The History of the Mormon Church
The history of The Church of Jesus Christ of Latter-day Saints can be easily misunderstood or unnecessarily complicated. The following is a simple way of introducing the basic events of Mormon Church history.
The First Vision
- This was the beginning of Christ’s Church in this dispensation. Mormons believe Christ’s Church along with the priesthood had been lost from the earth following His death, resurrection, and ascension into heaven. The time when the power of the priesthood and the truth of the gospel was no on the earth is known as the Great Apostasy. In 1820, Joseph Smith, Jr., who later became the first president and Mormon prophet, was concerned about religion and prayed to God to know what to do. He saw Heavenly Father and Jesus Christ, who told him not to join any of the various sects of the day. This momentous event began a series of divine instructions and marked the beginning of the return of Christ’s Church, which today is known as the Church of Jesus Christ of Latter-day Saints (the Mormon Church) to the earth.
Establishing Foundations of the Church
- From the time of the First Vision to 1830, Joseph Smith received numerous revelations that showed him how to establish Christ’s Church correctly. Joseph Smith received and translated the Book of Mormon, learned how to properly perform baptisms, was directed to restore the priesthood through divine authority and power, and officially organized the Mormon Church. In addition, the first Mormon missionaries were sent to spread this exciting Gospel of Jesus Christ.
Kingdom in Kirtland, Ohio
- In 1831, Joseph Smith arrived in Kirtland, Ohio. This was now the official headquarters of the Church. The saints began construction of the Kirtland temple, the first temple in this dispensation. Joseph Smith translated the Bible, and arranged for the publication of more than seventy revelations about the true Church of Christ.
Zion in Missouri
- During the time that many saints were in Ohio, a few were commanded by the Lord to go to Jackson County, Missouri, the place revealed as being the center point of New Jerusalem or Zion, and establish a settlement. Starting in 1833 the Saints were bitterly persecuted by their neighbors. Mobs pushed them from their homes and businesses. The Prophet Joseph Smith and other Church leaders were put in jail, and there were numerous confrontations between the Saints and their neighbors.
- In 1839, the saints escaped from the mobs of Missouri and traveled to Illinois. They worked hard to drain the swampy land and build a city. Within four years the city of Nauvoo rivaled Illinois’ largest city, Chicago. Joseph Smith received revelations on temple work, such as the Mormon temple endowment, and the Saints began work on the temple. Joseph Smith also received the revelations now found in the Pearl of Great Price, which is a book of the Mormon scripture. On June 27, 1844, the women’s Relief Society was formed. While the Saints were in Nauvoo, Joseph and his brother Hyrum were killed by a mob.
Crossing the Plains
After the death of their prophet Joseph Smith, the saints were again persecuted, and leaders began discussing moving west.

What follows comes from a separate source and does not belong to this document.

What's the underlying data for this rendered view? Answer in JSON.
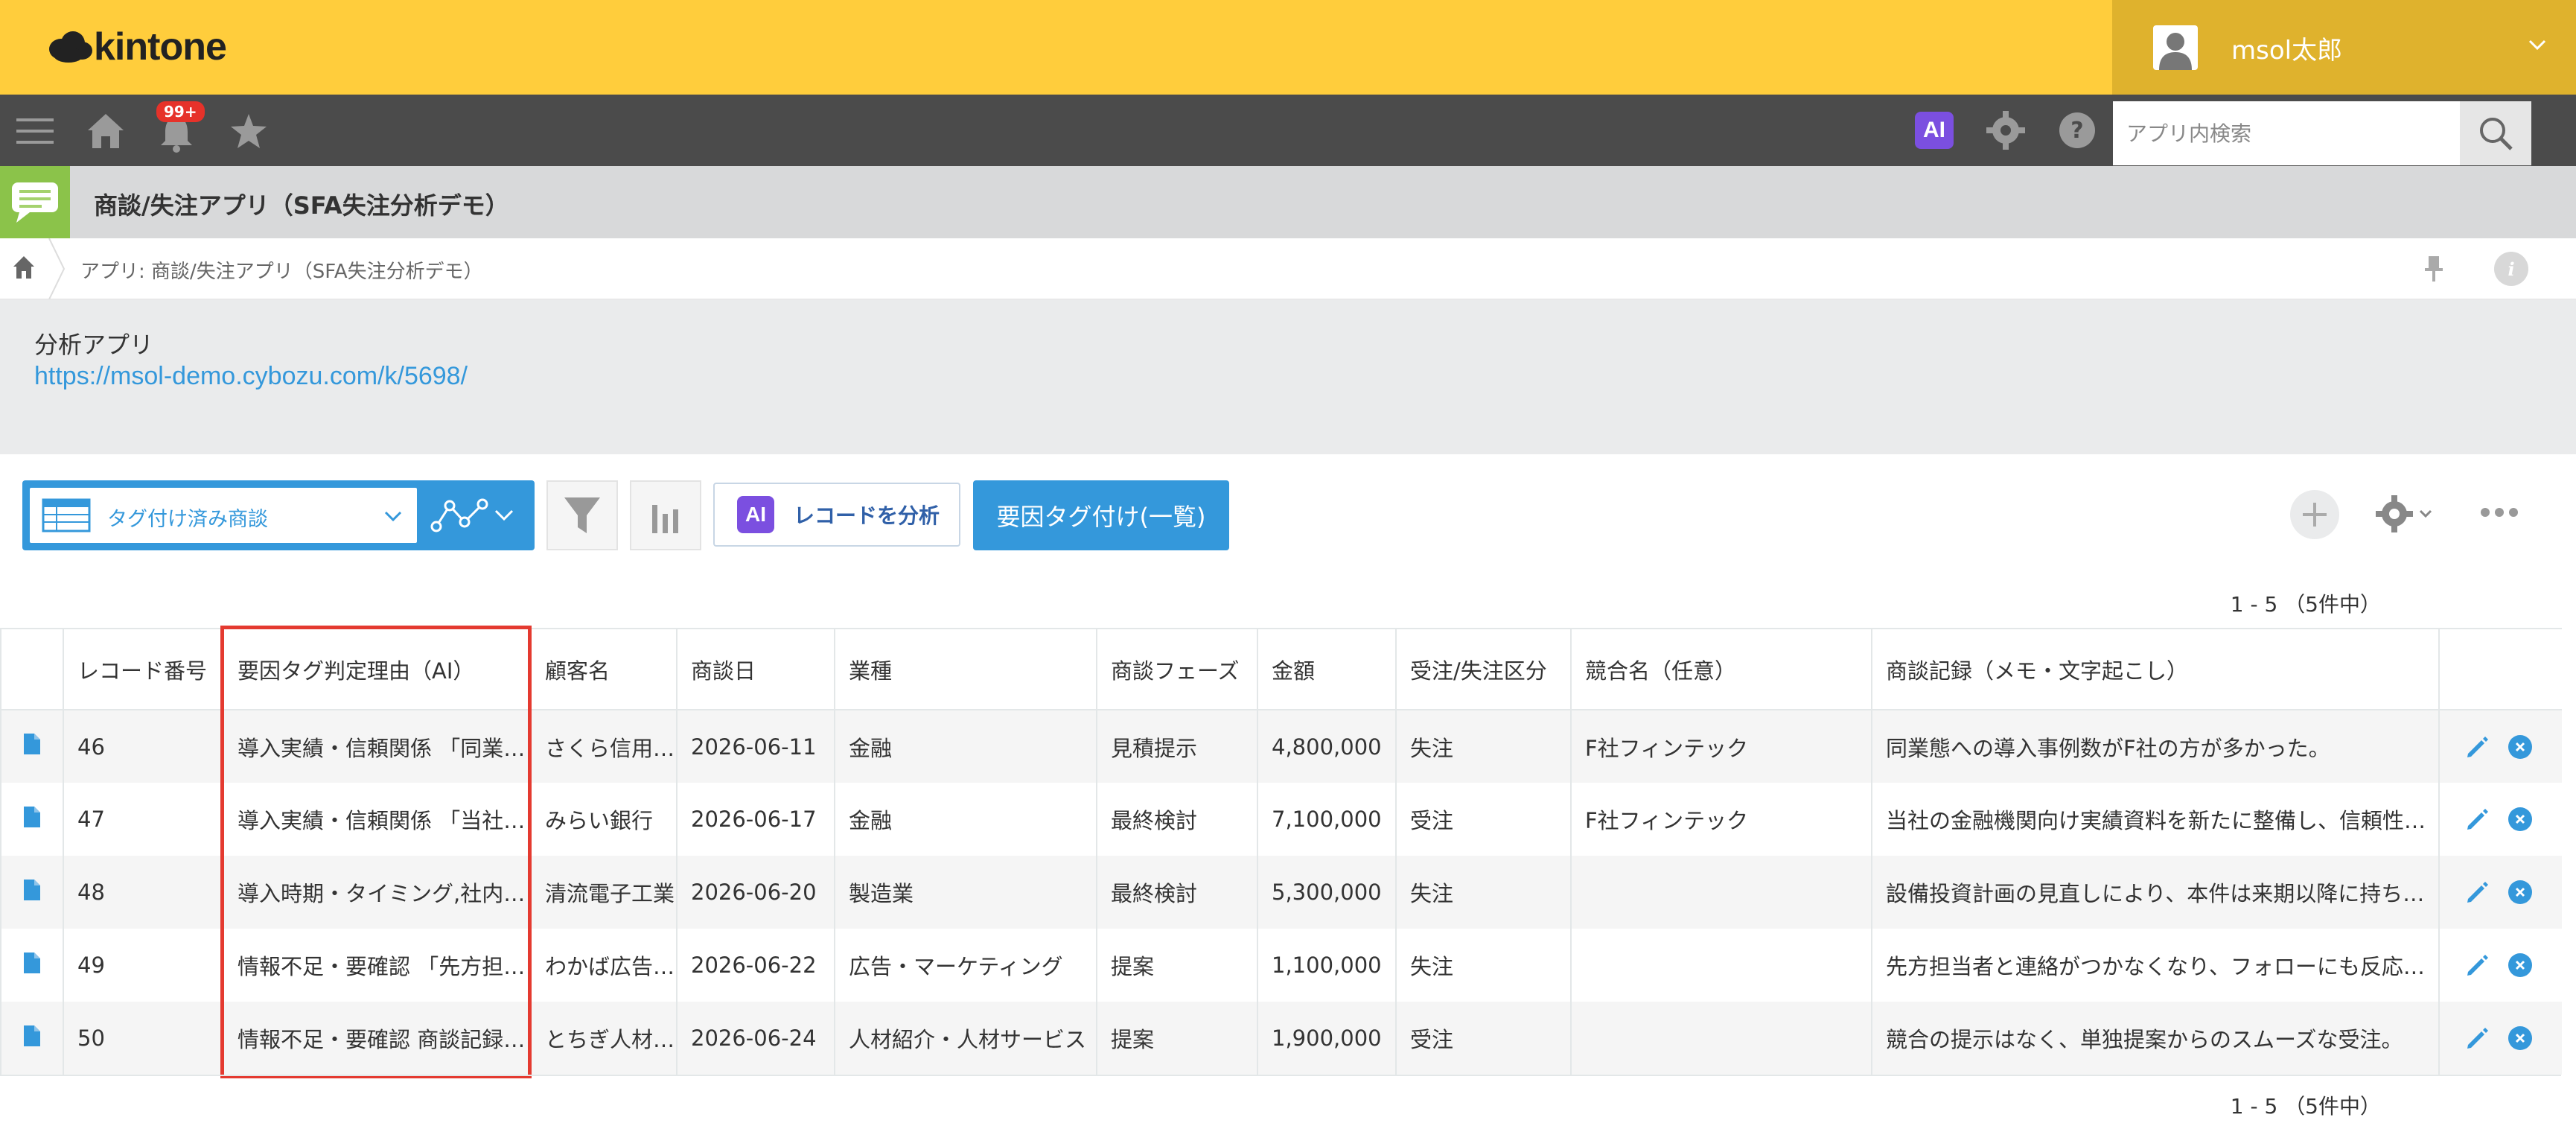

In February of 1846 many of the Saints were forced from their homes and began the journey to Utah. While in Iowa, the U.S. government requested that the Church provide five hundred men for the Mexican War. Over two decades, nearly sixty-two thousand saints crossed the plains to Utah.
- In the late summer of 1847, the first group of saints arrived in the Salt Lake Valley. The group had nearly two thousand people. A late crop was planted and settlements were immediately started. The first year was hard, but by 1849 many small settlements were established and Salt Lake City was growing. Brigham Young asked members to colonize different parts of the West, including Utah, Southern Idaho, Arizona, Wyoming, Nevada and California.
Trials and Testing
- After Brigham Young died, persecution again plagued the Saints. Much of the persecution was focused on the Church’s practice of polygamy and was based on false rumors that the Saints were planning an insurrection. Many missionaries of the Church were persecuted while they preached in other parts of the United States. This was also a time of growth in temple work and missionary work. In 1890, polygamy was officially stopped as a practice in the Church.
The Expanding Church
- This period covers 1901–1970, which spans the years of service of four presidents of the Church; Joseph F. Smith, Heber J. Grant, George Albert Smith, and David O. McKay. Nine temples were built, and membership grew from 300,000 members and fifty stakes in 1901 to 2,800,000 and five hundred stakes in 1970.
The Worldwide Church
- This part of the Church’s history covers 1971–1985. The Church saw amazing growth outside of the U.S. The first stakes were established in Asia and Africa. More missionaries were sent out to preach and Missionary Training Centers were set up in Brazil, Chile, Mexico, New Zealand, and Japan. The priesthood was extended to all worthy males of the Church regardless of race in 1978.
The Present Day Church
- The Church is now allowed to preach and build temples in many countries that have previously been closed, such as the German Democratic Republic, Russia, Albania, Romania, Estonia, Hungary, the Ukraine, Latvia and many others. Members living outside of the U.S. finally outnumber members living in the U.S. Temples are being built in as many places as possible to make the ordinances available to all members, and membership continues to grow.